Skip to main content

Ranking the Films of Sofia Coppola

Ranking the Films of Sofia Coppola

 Sofia Coppola may be the daughter of one of the most acclaimed directors of all time, but she has never struggled to imbue her films with her unique vision. A trademark of Coppola's films is that all of her films deal with the theme of celebrity, whether it be local celebrity, fading celebrity, unsought celebrity, the monotony that goes along with celebrity, or the unattainability of celebrity. Other trademarks of a Sofia Coppola film are dreamlike visuals and awesome soundtracks. This is how I'd rank the films of Sofia Coppola:


5. The Virgin Suicides (1999)

Image result for The Virgin Suicides Movie PosterCoppola's first feature film, an adaptation of the novel by Jeffrey Eugenides, is equal parts fascinating and frustrating. It's no spoiler that the film involves suicide, but the reasons for these suicides are never explained, mystifying the small town in which the story is set. Like the audience, the young men that serve as the narrator never find the answers they seek, but I guess that's the point. 




4. Marie Antoinette (2006)

Image result for marie antoinette movie posterStarring Kirsten Dunst as the Queen of France, Marie Antoinette is not ostensibly a "teen film" and yet it might as well be. By essentially not having Dunst's character age past a teenager, Coppola manages to create a sympathetic image of the historical figure. Despite running 22 minutes longer than her next longest film, the film has to appreciated for wonderful costumes and a hilariously anachronistic soundtrack. 



3. The Bling Ring (2013)

Image result for the bling ring posterBased on a Vanity Fair article about a group of fame-hungry teenagers who rob the homes of their favorite celebrities. It's easy to mistake the intentionally vapid characters for a vapid film, but that couldn't be further from what the film actually is. Coppola effortlessly depicts a society in which the lines between fame and notoriety are blurred, without getting preachy. Also Emma Watson is perfect as one of the teenage burglars. 


2. Lost in Translation (2003)



Image result for lost in translation posterCoppola's most successful film,  Lost in Translation, beautifully conveys the feeing of being alone in a city of 13 million people and how meaningful friendship can be. Great performances by Bill Murray and Scarlett Johansson help bring the film from an experiment in tone and atmosphere to a comedic, subtle, and bittersweet poem.



1. Somewhere (2011)


Starring Stephen Dorff as an actor trying to reconnect with his daughter, played by Elle Fanning, Somewhere is an excellent film. Rarely do films so expertly depict the experiences of its characters, while at the same time creating such an effective mood which pervades throughout the film. Poignant and sublimely crafted, Somewhere is a brilliant film.  

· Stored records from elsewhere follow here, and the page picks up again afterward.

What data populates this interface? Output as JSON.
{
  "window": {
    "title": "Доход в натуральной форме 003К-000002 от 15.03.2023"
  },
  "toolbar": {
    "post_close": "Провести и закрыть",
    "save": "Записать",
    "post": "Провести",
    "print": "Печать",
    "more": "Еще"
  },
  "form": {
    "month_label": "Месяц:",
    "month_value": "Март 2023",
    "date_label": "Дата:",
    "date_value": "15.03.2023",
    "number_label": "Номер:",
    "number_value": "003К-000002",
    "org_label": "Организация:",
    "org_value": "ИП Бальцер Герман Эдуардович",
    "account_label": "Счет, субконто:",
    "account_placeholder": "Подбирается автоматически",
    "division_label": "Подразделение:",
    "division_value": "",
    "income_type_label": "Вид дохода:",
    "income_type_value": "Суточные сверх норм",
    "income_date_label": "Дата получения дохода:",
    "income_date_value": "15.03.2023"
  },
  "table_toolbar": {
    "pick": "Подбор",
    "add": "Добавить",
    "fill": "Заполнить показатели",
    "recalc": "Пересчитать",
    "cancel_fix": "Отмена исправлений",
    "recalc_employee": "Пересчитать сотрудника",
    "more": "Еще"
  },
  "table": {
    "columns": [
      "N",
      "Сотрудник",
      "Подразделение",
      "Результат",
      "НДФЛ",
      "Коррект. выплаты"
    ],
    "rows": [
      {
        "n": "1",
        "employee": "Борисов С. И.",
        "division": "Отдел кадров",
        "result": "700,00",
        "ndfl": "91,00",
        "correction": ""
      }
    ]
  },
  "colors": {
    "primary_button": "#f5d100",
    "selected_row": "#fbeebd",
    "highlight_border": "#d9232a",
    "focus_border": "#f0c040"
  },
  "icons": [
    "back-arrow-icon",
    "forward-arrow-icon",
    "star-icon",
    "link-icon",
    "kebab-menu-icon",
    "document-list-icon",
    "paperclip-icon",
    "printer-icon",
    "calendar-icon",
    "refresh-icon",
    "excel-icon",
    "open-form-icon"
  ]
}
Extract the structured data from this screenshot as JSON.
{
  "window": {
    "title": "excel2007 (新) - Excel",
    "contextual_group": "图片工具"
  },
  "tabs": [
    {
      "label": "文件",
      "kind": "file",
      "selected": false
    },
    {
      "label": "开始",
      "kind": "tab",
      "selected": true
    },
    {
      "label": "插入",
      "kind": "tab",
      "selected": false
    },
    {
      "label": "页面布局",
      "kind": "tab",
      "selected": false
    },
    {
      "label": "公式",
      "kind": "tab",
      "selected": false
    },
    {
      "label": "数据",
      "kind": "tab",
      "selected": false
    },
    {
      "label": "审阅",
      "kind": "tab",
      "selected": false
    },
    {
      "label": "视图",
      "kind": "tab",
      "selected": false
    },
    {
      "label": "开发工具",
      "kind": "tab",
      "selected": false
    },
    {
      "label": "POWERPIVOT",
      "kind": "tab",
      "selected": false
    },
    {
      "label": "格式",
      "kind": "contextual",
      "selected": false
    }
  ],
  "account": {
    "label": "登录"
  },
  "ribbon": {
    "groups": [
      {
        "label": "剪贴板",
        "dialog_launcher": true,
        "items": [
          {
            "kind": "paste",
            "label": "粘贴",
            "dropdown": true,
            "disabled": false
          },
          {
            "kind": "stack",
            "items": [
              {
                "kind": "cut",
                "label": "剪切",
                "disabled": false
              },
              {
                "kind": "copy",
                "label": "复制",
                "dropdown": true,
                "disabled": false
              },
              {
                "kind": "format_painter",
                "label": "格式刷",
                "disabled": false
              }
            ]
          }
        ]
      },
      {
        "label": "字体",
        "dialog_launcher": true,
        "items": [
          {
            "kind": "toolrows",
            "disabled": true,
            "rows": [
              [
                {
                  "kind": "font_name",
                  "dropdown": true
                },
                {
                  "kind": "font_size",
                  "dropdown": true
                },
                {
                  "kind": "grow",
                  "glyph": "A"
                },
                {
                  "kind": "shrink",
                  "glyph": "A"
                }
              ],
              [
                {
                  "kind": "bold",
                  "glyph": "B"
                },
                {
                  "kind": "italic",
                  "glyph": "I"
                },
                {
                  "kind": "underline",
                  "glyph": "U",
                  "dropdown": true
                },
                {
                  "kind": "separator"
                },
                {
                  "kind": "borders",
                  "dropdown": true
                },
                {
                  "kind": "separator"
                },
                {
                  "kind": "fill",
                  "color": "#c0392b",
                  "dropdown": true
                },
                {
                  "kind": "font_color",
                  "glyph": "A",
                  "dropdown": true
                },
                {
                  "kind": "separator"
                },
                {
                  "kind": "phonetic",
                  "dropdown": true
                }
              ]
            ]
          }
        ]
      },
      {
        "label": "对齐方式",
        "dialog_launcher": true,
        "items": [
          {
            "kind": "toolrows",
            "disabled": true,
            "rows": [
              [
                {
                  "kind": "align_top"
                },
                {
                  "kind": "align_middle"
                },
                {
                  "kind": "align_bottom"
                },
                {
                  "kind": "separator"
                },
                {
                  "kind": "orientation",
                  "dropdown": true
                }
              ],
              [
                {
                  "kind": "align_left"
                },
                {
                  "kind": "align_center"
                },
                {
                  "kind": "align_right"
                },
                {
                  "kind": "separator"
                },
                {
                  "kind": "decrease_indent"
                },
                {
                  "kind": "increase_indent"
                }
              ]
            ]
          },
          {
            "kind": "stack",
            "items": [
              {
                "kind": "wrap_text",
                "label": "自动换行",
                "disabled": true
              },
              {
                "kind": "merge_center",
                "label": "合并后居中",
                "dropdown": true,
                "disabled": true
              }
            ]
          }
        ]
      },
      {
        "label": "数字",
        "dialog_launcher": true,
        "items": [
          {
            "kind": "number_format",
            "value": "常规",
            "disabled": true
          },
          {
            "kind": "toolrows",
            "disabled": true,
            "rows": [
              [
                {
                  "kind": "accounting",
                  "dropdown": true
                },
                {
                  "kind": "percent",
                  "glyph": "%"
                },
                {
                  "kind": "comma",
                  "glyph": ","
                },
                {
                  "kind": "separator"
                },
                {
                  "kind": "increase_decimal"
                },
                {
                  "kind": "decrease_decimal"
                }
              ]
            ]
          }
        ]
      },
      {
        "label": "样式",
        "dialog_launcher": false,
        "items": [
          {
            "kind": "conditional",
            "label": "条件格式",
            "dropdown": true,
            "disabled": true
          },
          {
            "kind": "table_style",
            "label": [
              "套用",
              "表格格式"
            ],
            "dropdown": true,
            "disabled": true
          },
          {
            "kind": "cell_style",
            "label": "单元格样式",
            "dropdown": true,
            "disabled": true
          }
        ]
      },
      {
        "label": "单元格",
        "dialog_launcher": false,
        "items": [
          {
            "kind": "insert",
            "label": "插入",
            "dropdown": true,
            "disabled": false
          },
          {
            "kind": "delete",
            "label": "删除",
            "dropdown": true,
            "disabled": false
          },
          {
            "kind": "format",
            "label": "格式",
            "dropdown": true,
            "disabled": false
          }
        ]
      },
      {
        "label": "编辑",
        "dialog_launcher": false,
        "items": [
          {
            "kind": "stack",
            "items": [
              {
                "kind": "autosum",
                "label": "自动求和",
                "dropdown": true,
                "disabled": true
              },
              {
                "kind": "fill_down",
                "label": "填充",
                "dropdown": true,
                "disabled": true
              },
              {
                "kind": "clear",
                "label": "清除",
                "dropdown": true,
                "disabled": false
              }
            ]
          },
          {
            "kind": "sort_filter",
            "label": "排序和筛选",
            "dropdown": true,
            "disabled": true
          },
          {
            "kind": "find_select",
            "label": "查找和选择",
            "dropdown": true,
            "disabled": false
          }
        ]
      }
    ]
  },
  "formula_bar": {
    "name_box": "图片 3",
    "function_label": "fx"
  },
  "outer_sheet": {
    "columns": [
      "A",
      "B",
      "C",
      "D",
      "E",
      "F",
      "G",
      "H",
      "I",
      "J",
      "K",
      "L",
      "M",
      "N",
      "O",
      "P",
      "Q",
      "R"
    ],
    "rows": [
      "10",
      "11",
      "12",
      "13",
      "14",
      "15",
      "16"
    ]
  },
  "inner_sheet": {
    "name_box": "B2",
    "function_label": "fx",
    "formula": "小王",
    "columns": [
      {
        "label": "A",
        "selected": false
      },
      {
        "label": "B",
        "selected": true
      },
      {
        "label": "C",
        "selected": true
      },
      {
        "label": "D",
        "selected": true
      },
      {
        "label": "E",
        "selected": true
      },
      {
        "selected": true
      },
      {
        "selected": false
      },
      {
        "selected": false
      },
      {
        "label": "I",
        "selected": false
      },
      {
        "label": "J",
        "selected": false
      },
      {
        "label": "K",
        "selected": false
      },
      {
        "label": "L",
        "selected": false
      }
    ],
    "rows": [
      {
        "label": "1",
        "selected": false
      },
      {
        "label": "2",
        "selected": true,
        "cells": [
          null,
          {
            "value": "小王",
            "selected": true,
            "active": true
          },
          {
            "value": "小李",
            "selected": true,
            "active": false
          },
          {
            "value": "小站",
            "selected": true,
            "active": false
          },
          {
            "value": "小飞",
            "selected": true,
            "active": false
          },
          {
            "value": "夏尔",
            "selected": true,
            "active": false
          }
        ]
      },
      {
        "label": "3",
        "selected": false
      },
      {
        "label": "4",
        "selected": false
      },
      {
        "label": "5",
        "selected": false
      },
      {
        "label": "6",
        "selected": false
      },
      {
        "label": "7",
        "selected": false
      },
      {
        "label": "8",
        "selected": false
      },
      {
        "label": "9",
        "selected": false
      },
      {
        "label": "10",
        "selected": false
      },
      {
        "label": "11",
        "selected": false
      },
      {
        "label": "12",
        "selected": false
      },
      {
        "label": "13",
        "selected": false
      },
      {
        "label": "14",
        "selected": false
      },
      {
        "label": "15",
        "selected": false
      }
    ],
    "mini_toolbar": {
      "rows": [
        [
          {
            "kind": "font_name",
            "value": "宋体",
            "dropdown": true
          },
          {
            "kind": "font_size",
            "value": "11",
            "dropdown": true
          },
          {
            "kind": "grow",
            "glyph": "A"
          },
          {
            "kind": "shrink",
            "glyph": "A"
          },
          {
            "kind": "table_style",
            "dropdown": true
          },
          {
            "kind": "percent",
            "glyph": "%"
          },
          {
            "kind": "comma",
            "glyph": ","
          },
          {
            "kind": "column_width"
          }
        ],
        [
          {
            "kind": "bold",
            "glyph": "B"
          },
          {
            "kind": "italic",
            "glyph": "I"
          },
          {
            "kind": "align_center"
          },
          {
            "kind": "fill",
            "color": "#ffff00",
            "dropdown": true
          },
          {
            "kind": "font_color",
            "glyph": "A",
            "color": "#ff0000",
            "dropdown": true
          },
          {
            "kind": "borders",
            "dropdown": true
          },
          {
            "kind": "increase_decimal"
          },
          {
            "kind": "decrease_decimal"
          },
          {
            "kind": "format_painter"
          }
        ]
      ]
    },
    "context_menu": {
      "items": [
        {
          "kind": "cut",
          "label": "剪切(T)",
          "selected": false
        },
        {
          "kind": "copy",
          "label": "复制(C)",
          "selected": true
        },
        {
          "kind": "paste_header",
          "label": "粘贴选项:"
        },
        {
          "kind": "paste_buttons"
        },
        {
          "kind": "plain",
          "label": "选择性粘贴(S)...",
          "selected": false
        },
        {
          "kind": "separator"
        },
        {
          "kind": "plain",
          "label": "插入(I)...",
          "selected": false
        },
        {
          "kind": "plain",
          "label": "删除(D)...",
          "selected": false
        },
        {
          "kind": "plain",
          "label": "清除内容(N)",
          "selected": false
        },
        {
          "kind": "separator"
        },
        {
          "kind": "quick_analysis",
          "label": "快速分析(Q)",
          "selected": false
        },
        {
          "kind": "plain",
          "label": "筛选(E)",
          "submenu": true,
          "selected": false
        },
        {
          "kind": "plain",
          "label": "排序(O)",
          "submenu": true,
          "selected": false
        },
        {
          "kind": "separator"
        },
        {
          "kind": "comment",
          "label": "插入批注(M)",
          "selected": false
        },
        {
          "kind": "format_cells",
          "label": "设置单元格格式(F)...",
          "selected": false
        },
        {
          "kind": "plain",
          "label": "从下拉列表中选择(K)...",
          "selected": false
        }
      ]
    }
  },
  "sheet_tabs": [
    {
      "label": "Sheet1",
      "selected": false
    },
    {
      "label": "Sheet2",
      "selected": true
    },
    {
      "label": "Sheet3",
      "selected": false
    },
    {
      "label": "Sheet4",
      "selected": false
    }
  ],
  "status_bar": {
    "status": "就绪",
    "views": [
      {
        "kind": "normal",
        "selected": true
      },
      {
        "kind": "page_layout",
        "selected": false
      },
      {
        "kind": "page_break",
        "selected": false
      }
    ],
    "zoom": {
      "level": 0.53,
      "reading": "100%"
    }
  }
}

Comments

Popular posts from this blog

Netflix vs. HBO Max vs. Disney+ vs. Hulu: Streaming Services Ranked

The entertainment industry is at a moment of change. Resources that were once spent on TV networks and theatrical releases are being funneled into streaming services, as media conglomerates race to catch up with game-changing, industry-revolutionizing Netflix. The "streaming wars", the competition between the studios to sure up talent and content deals as they ask audiences to buy their monthly subscriptions, is in full swing. 
One day, a book will be written about the streaming wars and it'll include a clear picture of which services crashed and burned and which ones emerged victorious. I look forward to reading that book and looking back on this moment in time with hindsight, but until that day, all I can do is offer my opinion on each service and say which ones I feel are worthy of your money and time. I'm only going to talk about the services that are directly vying to be the new Netflix, not niche ones like Shudder or the Criterion Channel. Also, a proper ranking…

The Ten Best Songs By Stephen Sondheim

Stephen Sondheim's 10 Best Songs 
Today, March 22, is Stephen Sondheim's 90th birthday. In celebration, I thought I would rank the ten best songs with music and lyrics by the greatest musical theater composer there is.

Honorable mentions: "Send in the Clowns," "Not Getting Married," "Sooner or Later," "Loving You," "Ladies Who Lunch," "I Never Do Anything Twice," "The Glamorous Life,""Could I Leave You?," "Putting It Together," "A Weekend in the Country," "Isn't He Something?," "Finishing the Hat"

10. "Too Many Mornings" How much time can we hope that here will be? Not much time, but it's time enough for me. If there's time to look up and see Sally standing at the door, Sally moving to the bed, Sally resting in my arms, with your head against my head.
A beautiful, very sad duet from Follies, where two characters confess their long-held mutual …

"Trophy Wife" is the Best New Show of the Season

"Trophy Wife" is the Best New Show of the Season

"Trophy Wife" is an example of an excellent series, with an unfortunate title. When the show premiered back in September, I was not planning on watching. But after reading some reviews, I decided to give it a try. And am I glad I did.